**Try it**
Copy every line from the records below that holds the word "likes".
***
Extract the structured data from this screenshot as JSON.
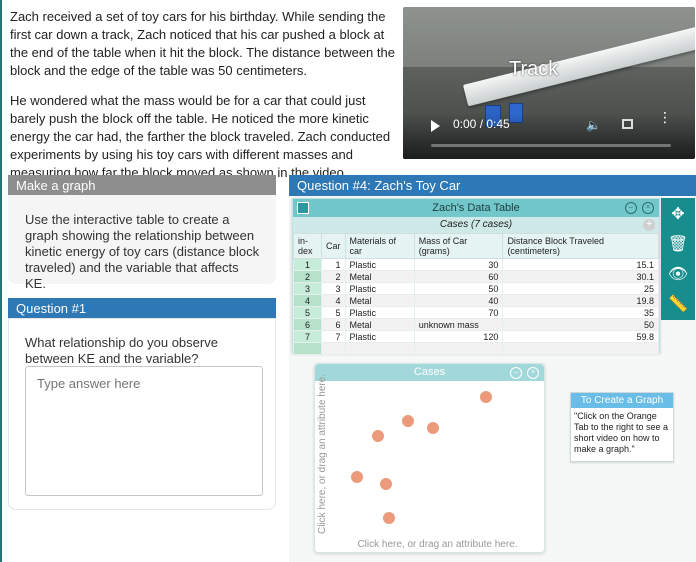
{
  "intro": {
    "p1": "Zach received a set of toy cars for his birthday. While sending the first car down a track, Zach noticed that his car pushed a block at the end of the table when it hit the block. The distance between the block and the edge of the table was 50 centimeters.",
    "p2": "He wondered what the mass would be for a car that could just barely push the block off the table. He noticed the more kinetic energy the car had, the farther the block traveled. Zach conducted experiments by using his toy cars with different masses and measuring how far the block moved as shown in the video."
  },
  "video": {
    "overlay_text": "Track",
    "time": "0:00 / 0:45",
    "play_icon": "play-icon",
    "volume_icon": "volume-icon",
    "fullscreen_icon": "fullscreen-icon",
    "menu_icon": "more-options-icon",
    "progress": 0
  },
  "make_graph": {
    "title": "Make a graph",
    "text": "Use the interactive table to create a graph showing the relationship between kinetic energy of toy cars (distance block traveled) and the variable that affects KE."
  },
  "question1": {
    "title": "Question #1",
    "prompt": "What relationship do you observe between KE and the variable?",
    "placeholder": "Type answer here"
  },
  "question4": {
    "title": "Question #4: Zach's Toy Car"
  },
  "data_table": {
    "title": "Zach's Data Table",
    "cases_label": "Cases (7 cases)",
    "columns": [
      "in-dex",
      "Car",
      "Materials of car",
      "Mass of Car (grams)",
      "Distance Block Traveled (centimeters)"
    ],
    "rows": [
      {
        "index": "1",
        "car": "1",
        "material": "Plastic",
        "mass": "30",
        "distance": "15.1"
      },
      {
        "index": "2",
        "car": "2",
        "material": "Metal",
        "mass": "60",
        "distance": "30.1"
      },
      {
        "index": "3",
        "car": "3",
        "material": "Plastic",
        "mass": "50",
        "distance": "25"
      },
      {
        "index": "4",
        "car": "4",
        "material": "Metal",
        "mass": "40",
        "distance": "19.8"
      },
      {
        "index": "5",
        "car": "5",
        "material": "Plastic",
        "mass": "70",
        "distance": "35"
      },
      {
        "index": "6",
        "car": "6",
        "material": "Metal",
        "mass": "unknown mass",
        "distance": "50"
      },
      {
        "index": "7",
        "car": "7",
        "material": "Plastic",
        "mass": "120",
        "distance": "59.8"
      }
    ]
  },
  "tools": [
    "move-icon",
    "trash-icon",
    "eye-icon",
    "ruler-icon"
  ],
  "graph": {
    "title": "Cases",
    "y_axis_prompt": "Click here, or drag an attribute here.",
    "x_axis_prompt": "Click here, or drag an attribute here.",
    "dots": [
      {
        "fx": 0.73,
        "fy": 0.1
      },
      {
        "fx": 0.36,
        "fy": 0.25
      },
      {
        "fx": 0.48,
        "fy": 0.3
      },
      {
        "fx": 0.22,
        "fy": 0.35
      },
      {
        "fx": 0.12,
        "fy": 0.62
      },
      {
        "fx": 0.26,
        "fy": 0.66
      },
      {
        "fx": 0.27,
        "fy": 0.88
      }
    ]
  },
  "note": {
    "title": "To Create a Graph",
    "text": "\"Click on the Orange Tab to the right to see a short video on how to make a graph.\""
  }
}
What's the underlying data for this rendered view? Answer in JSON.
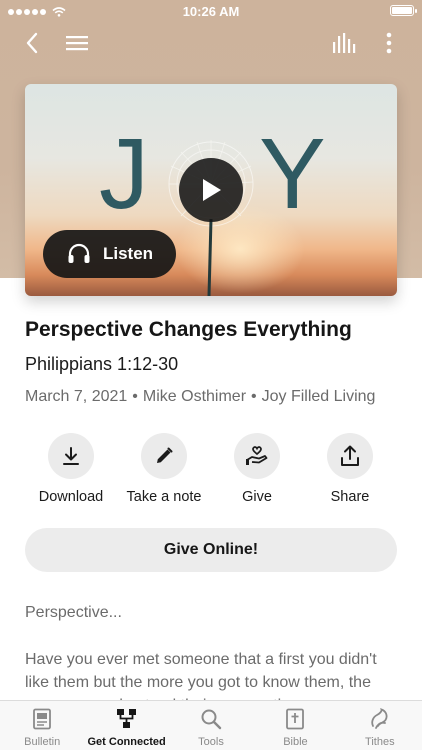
{
  "status_bar": {
    "time": "10:26 AM",
    "battery_level": 1.0
  },
  "header": {
    "back_icon": "chevron-left-icon",
    "menu_icon": "hamburger-menu-icon",
    "audio_icon": "audio-bars-icon",
    "more_icon": "more-vertical-icon"
  },
  "artwork": {
    "letters": [
      "J",
      "Y"
    ],
    "play_icon": "play-icon",
    "listen_label": "Listen",
    "listen_icon": "headphones-icon"
  },
  "sermon": {
    "title": "Perspective Changes Everything",
    "scripture": "Philippians 1:12-30",
    "date": "March 7, 2021",
    "separator": "•",
    "speaker": "Mike Osthimer",
    "series": "Joy Filled Living"
  },
  "actions": [
    {
      "label": "Download",
      "icon": "download-icon"
    },
    {
      "label": "Take a note",
      "icon": "pencil-icon"
    },
    {
      "label": "Give",
      "icon": "hand-heart-icon"
    },
    {
      "label": "Share",
      "icon": "share-icon"
    }
  ],
  "give_online_label": "Give Online!",
  "description": {
    "heading": "Perspective...",
    "body": "Have you ever met someone that a first you didn't like them but the more you got to know them, the more you understood their perspective..."
  },
  "tabbar": {
    "active": "Get Connected",
    "tabs": [
      {
        "label": "Bulletin",
        "icon": "bulletin-icon"
      },
      {
        "label": "Get Connected",
        "icon": "connected-icon"
      },
      {
        "label": "Tools",
        "icon": "search-icon"
      },
      {
        "label": "Bible",
        "icon": "bible-icon"
      },
      {
        "label": "Tithes",
        "icon": "tithes-icon"
      }
    ]
  },
  "colors": {
    "hero_bg": "#cdb39c",
    "art_text": "#2f5a62",
    "pill_bg": "#ececec",
    "muted_text": "#6b6b6b"
  }
}
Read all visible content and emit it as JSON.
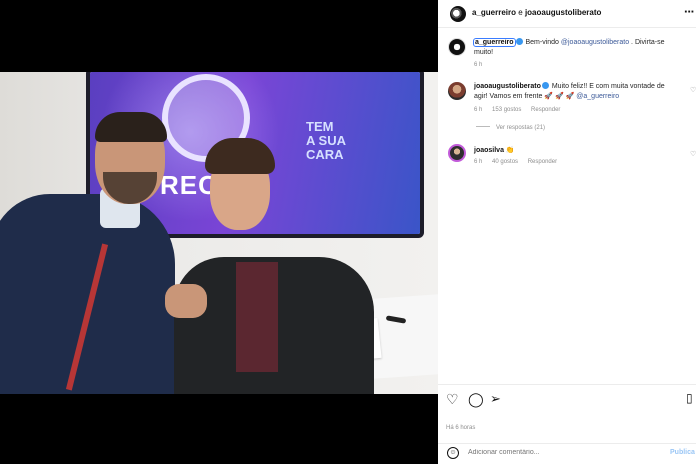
{
  "post": {
    "header": {
      "user1": "a_guerreiro",
      "connector": " e ",
      "user2": "joaoaugustoliberato"
    },
    "photo": {
      "tv_logo": "RECO",
      "tagline": [
        "TEM",
        "A SUA",
        "CARA"
      ]
    },
    "comments": [
      {
        "user": "a_guerreiro",
        "text": " Bem-vindo ",
        "mention": "@joaoaugustoliberato",
        "text2": " . Divirta-se muito!",
        "time": "6 h"
      },
      {
        "user": "joaoaugustoliberato",
        "text": " Muito feliz!! E com muita vontade de agir! Vamos em frente 🚀 🚀 🚀 ",
        "mention": "@a_guerreiro",
        "time": "6 h",
        "likes": "153 gostos",
        "reply": "Responder",
        "view_replies": "Ver respostas (21)"
      },
      {
        "user": "joaosilva",
        "text": " 👏",
        "time": "6 h",
        "likes": "40 gostos",
        "reply": "Responder"
      }
    ],
    "time_ago": "Há 6 horas",
    "add_comment_placeholder": "Adicionar comentário...",
    "publish_label": "Publica"
  }
}
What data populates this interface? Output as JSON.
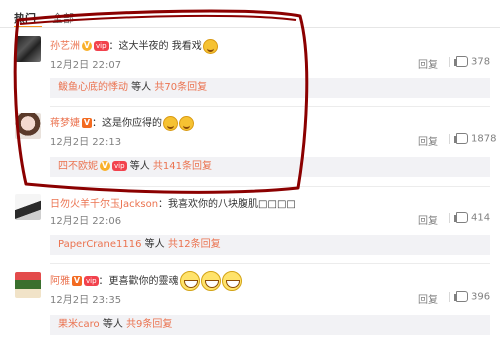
{
  "tabs": {
    "hot": "热门",
    "all": "全部"
  },
  "comments": [
    {
      "user": "孙艺洲",
      "text": "：这大半夜的 我看戏",
      "time": "12月2日 22:07",
      "reply_label": "回复",
      "likes": "378",
      "sub": {
        "name": "鲅鱼心底的悸动",
        "middle": " 等人 ",
        "count": "共70条回复"
      }
    },
    {
      "user": "蒋梦婕",
      "text": "：这是你应得的",
      "time": "12月2日 22:13",
      "reply_label": "回复",
      "likes": "1878",
      "sub": {
        "name": "四不欧妮",
        "middle": " 等人 ",
        "count": "共141条回复"
      }
    },
    {
      "user": "日勿火羊千尔玉Jackson",
      "text": "：我喜欢你的八块腹肌□□□□",
      "time": "12月2日 22:06",
      "reply_label": "回复",
      "likes": "414",
      "sub": {
        "name": "PaperCrane1116",
        "middle": " 等人 ",
        "count": "共12条回复"
      }
    },
    {
      "user": "阿雅",
      "text": "：更喜歡你的靈魂",
      "time": "12月2日 23:35",
      "reply_label": "回复",
      "likes": "396",
      "sub": {
        "name": "果米caro",
        "middle": " 等人 ",
        "count": "共9条回复"
      }
    }
  ],
  "badges": {
    "v": "V",
    "vip": "vip"
  },
  "colors": {
    "accent": "#eb7350",
    "annotation": "#8b0000",
    "subreply_bg": "#f2f2f5"
  },
  "icons": {
    "like": "thumbs-up-icon",
    "verified": "verified-v-icon",
    "member": "vip-badge-icon",
    "emoji": "smile-emoji-icon"
  }
}
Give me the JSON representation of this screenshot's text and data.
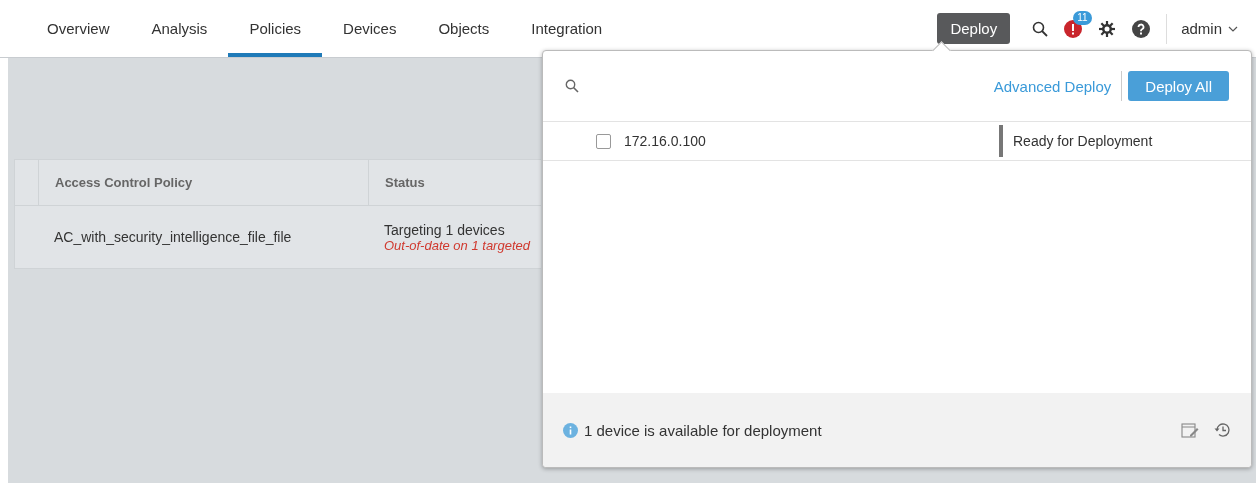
{
  "nav": {
    "items": [
      {
        "label": "Overview",
        "selected": false
      },
      {
        "label": "Analysis",
        "selected": false
      },
      {
        "label": "Policies",
        "selected": true
      },
      {
        "label": "Devices",
        "selected": false
      },
      {
        "label": "Objects",
        "selected": false
      },
      {
        "label": "Integration",
        "selected": false
      }
    ],
    "deploy_button": "Deploy",
    "notification_count": "11",
    "user": "admin"
  },
  "table": {
    "columns": [
      "Access Control Policy",
      "Status"
    ],
    "rows": [
      {
        "policy": "AC_with_security_intelligence_file_file",
        "status": "Targeting 1 devices",
        "status_detail": "Out-of-date on 1 targeted"
      }
    ]
  },
  "deploy_panel": {
    "advanced_link": "Advanced Deploy",
    "deploy_all_button": "Deploy All",
    "devices": [
      {
        "name": "172.16.0.100",
        "checked": false,
        "status": "Ready for Deployment"
      }
    ],
    "footer_message": "1 device is available for deployment"
  }
}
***
**Finished task**
        "likes": "153 gostos",
        "likes": "40 gostos",
      "likes": "378",
      "likes": "1878",
      "likes": "414",
      "likes": "396",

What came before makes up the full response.